David Miller, Deputy Communications Director, September 13, 2017
Columbus, OH – Proposed cuts to EPA clean water programs would halt progress on addressing the toxic algae threat to Lake Erie, according to a new report released by Environment Ohio. With a deadline for Congress to approve a federal budget fast approaching, Senators Brown and Portman need to urgently call for full funding of EPA to protect Lake Erie and other Ohio waterways.
The report, titled “Rough Waters Ahead,” was issued today by Environment Ohio and examined the impacts of the Trump administration’s proposed budget cuts to EPA water programs on Lake Erie. More specifically, the report found that the proposed 31 percent budget cut to the EPA would result in detrimental impacts to clean water efforts across Ohio, most notably in Lake Erie.
“Despite progress, we’ve still got a long way to go before Ohioans can feel completely safe to swim and recreate during the summer months on Lake Erie,” said Kristy Meyer, Vice President of Policy at the Ohio Environmental Council. “Slashing EPA’s clean water programs takes away our opportunity for progress.”
In addition to the 31 percent cut in EPA funding, the report reviewed what EPA programs have meant for Lake Erie in terms of preventing pollution, enforcing the law, restoration, and research to identify emerging threats and discover practical solutions. For example, the report states that the threat of Asian Carp to the Great Lakes would be exacerbated by EPA budget cuts.

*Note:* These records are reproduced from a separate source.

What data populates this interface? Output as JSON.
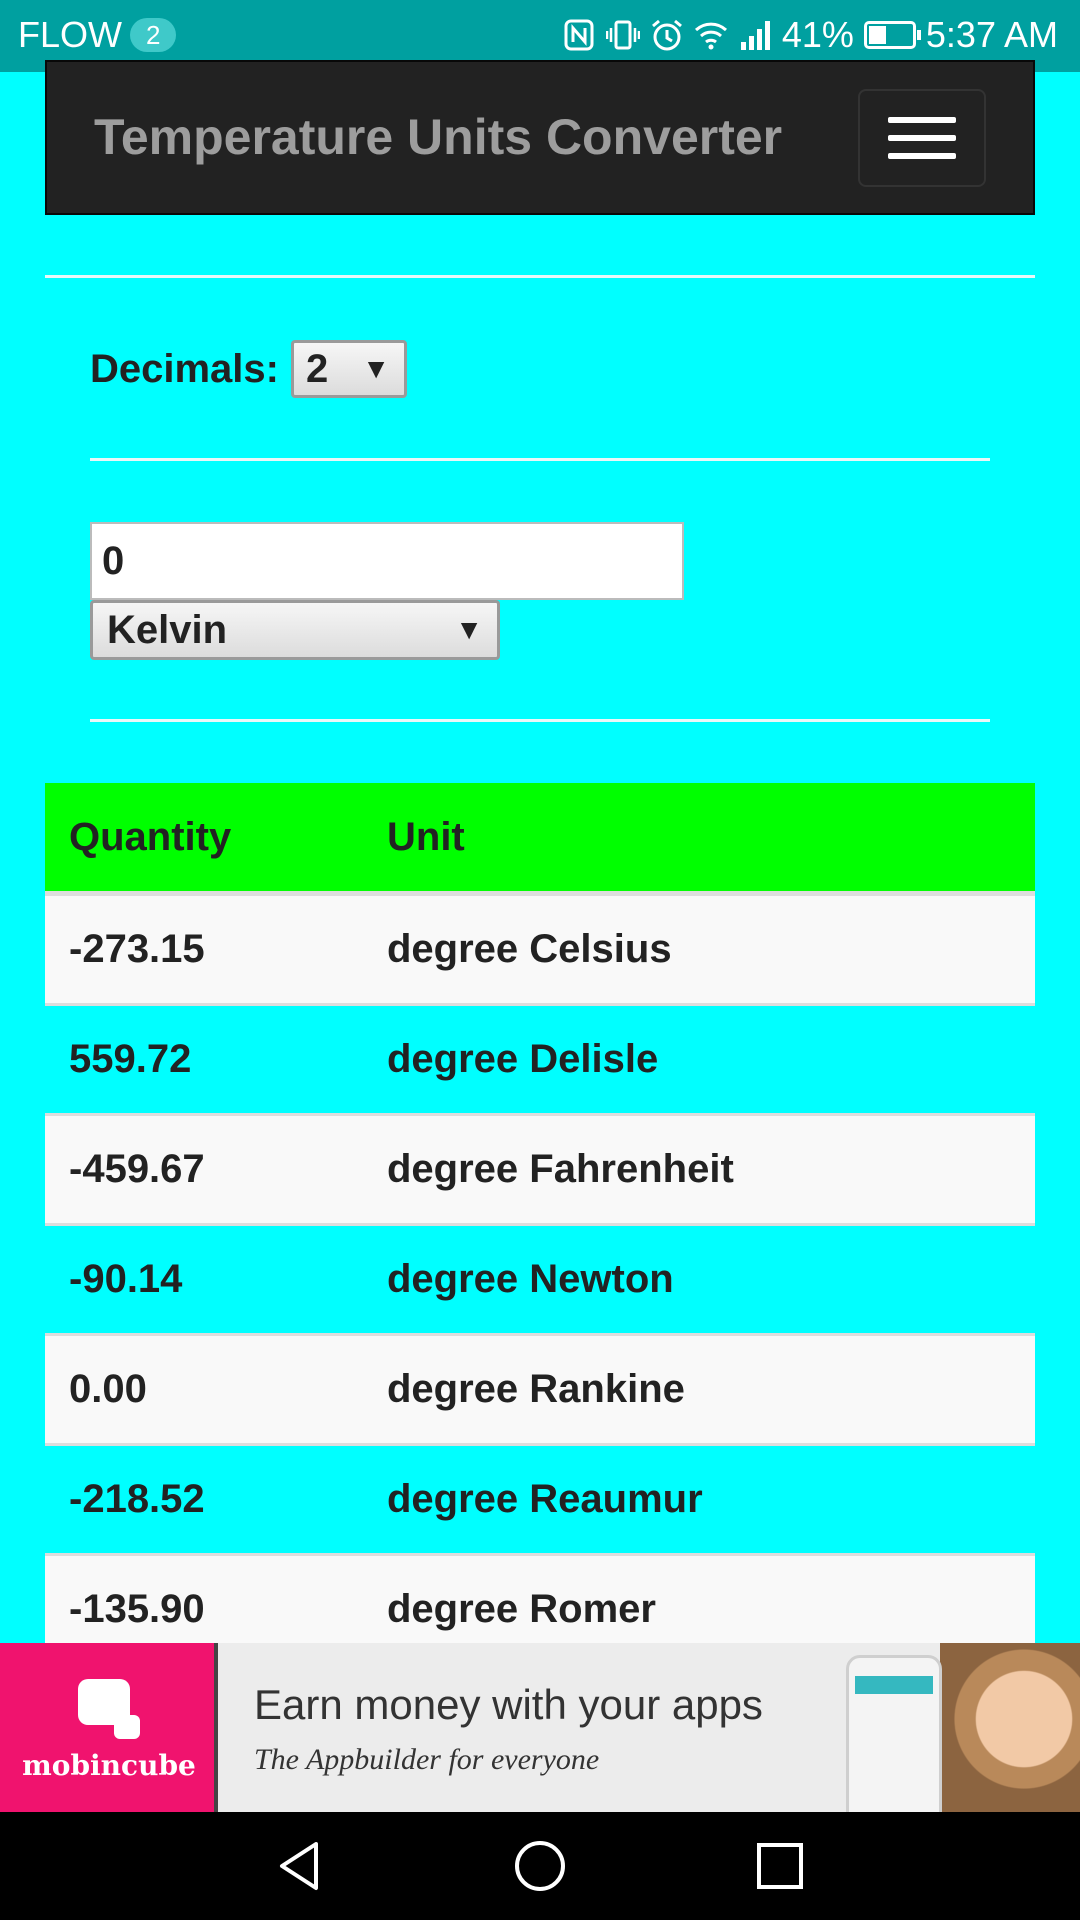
{
  "status_bar": {
    "carrier": "FLOW",
    "notification_count": "2",
    "battery": "41%",
    "battery_level": 0.41,
    "time": "5:37 AM",
    "icons": [
      "nfc-icon",
      "vibrate-icon",
      "alarm-icon",
      "wifi-icon",
      "signal-icon",
      "battery-icon"
    ]
  },
  "navbar": {
    "brand": "Temperature Units Converter",
    "menu_icon": "hamburger-menu-icon"
  },
  "decimals": {
    "label": "Decimals:",
    "selected": "2"
  },
  "input": {
    "value": "0"
  },
  "unit_select": {
    "selected": "Kelvin"
  },
  "table": {
    "headers": [
      "Quantity",
      "Unit"
    ],
    "rows": [
      {
        "quantity": "-273.15",
        "unit": "degree Celsius"
      },
      {
        "quantity": "559.72",
        "unit": "degree Delisle"
      },
      {
        "quantity": "-459.67",
        "unit": "degree Fahrenheit"
      },
      {
        "quantity": "-90.14",
        "unit": "degree Newton"
      },
      {
        "quantity": "0.00",
        "unit": "degree Rankine"
      },
      {
        "quantity": "-218.52",
        "unit": "degree Reaumur"
      },
      {
        "quantity": "-135.90",
        "unit": "degree Romer"
      }
    ]
  },
  "ad": {
    "brand": "mobincube",
    "headline": "Earn money with your apps",
    "tagline": "The Appbuilder for everyone"
  },
  "colors": {
    "page_background": "#00ffff",
    "status_bar": "#00a0a0",
    "navbar": "#222222",
    "table_header": "#00ff00",
    "ad_brand": "#f0136e"
  },
  "nav_buttons": [
    "back-icon",
    "home-icon",
    "recents-icon"
  ]
}
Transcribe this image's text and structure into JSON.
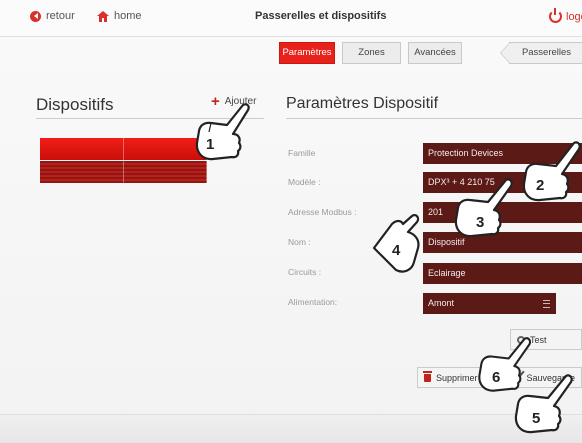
{
  "topbar": {
    "back_label": "retour",
    "home_label": "home",
    "title": "Passerelles et dispositifs",
    "logout_label": "logo"
  },
  "tabs": [
    {
      "label": "Paramètres",
      "active": true
    },
    {
      "label": "Zones",
      "active": false
    },
    {
      "label": "Avancées",
      "active": false
    },
    {
      "label": "Passerelles",
      "active": false
    }
  ],
  "left": {
    "title": "Dispositifs",
    "add_label": "Ajouter"
  },
  "right": {
    "title": "Paramètres Dispositif",
    "fields": [
      {
        "label": "Famille",
        "value": "Protection Devices"
      },
      {
        "label": "Modèle :",
        "value": "DPX³ + 4 210 75"
      },
      {
        "label": "Adresse Modbus :",
        "value": "201"
      },
      {
        "label": "Nom :",
        "value": "Dispositif"
      },
      {
        "label": "Circuits :",
        "value": "Eclairage"
      },
      {
        "label": "Alimentation:",
        "value": "Amont"
      }
    ],
    "test_label": "Test",
    "delete_label": "Supprimer",
    "save_label": "Sauvegarde"
  },
  "callouts": [
    "1",
    "2",
    "3",
    "4",
    "5",
    "6"
  ],
  "colors": {
    "accent_red": "#e8221a",
    "field_bg": "#5c1a17",
    "callout_hand": "#ffffff"
  },
  "icons": [
    "back-arrow-icon",
    "home-icon",
    "power-icon",
    "plus-icon",
    "menu-icon",
    "gear-icon",
    "trash-icon",
    "check-icon",
    "pointing-hand-icon"
  ]
}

“The fishing industry could potentially be decimated by an insurgence of Asian Carp in Lake Erie, exacerbating the toxic algae, reducing plankton that provide food for native fish, and overwhelm native fish populations,” said Meyer. “If Lake Erie is infested with Asian Carp, the lake will never be the same.”
This report comes out as our nation faces dramatic weather events across the country, from devastating hurricanes resulting in flooding in Texas and much of the southeastern United States, to raging wildfires ravaging the western United States. Northwest Ohio also is no stranger to more frequent large rain events leading to flooding. “Given our changing climate, it is imperative the EPA has the ability and funding to do it’s job of helping the region mitigate and prevent pollution problems from these large rain events,” said Meyer.
This is an opportunity for Senators Brown and Portman to play a critical role in advocating for continued resources needed to protect Lake Erie from the dangers of lapsing progress.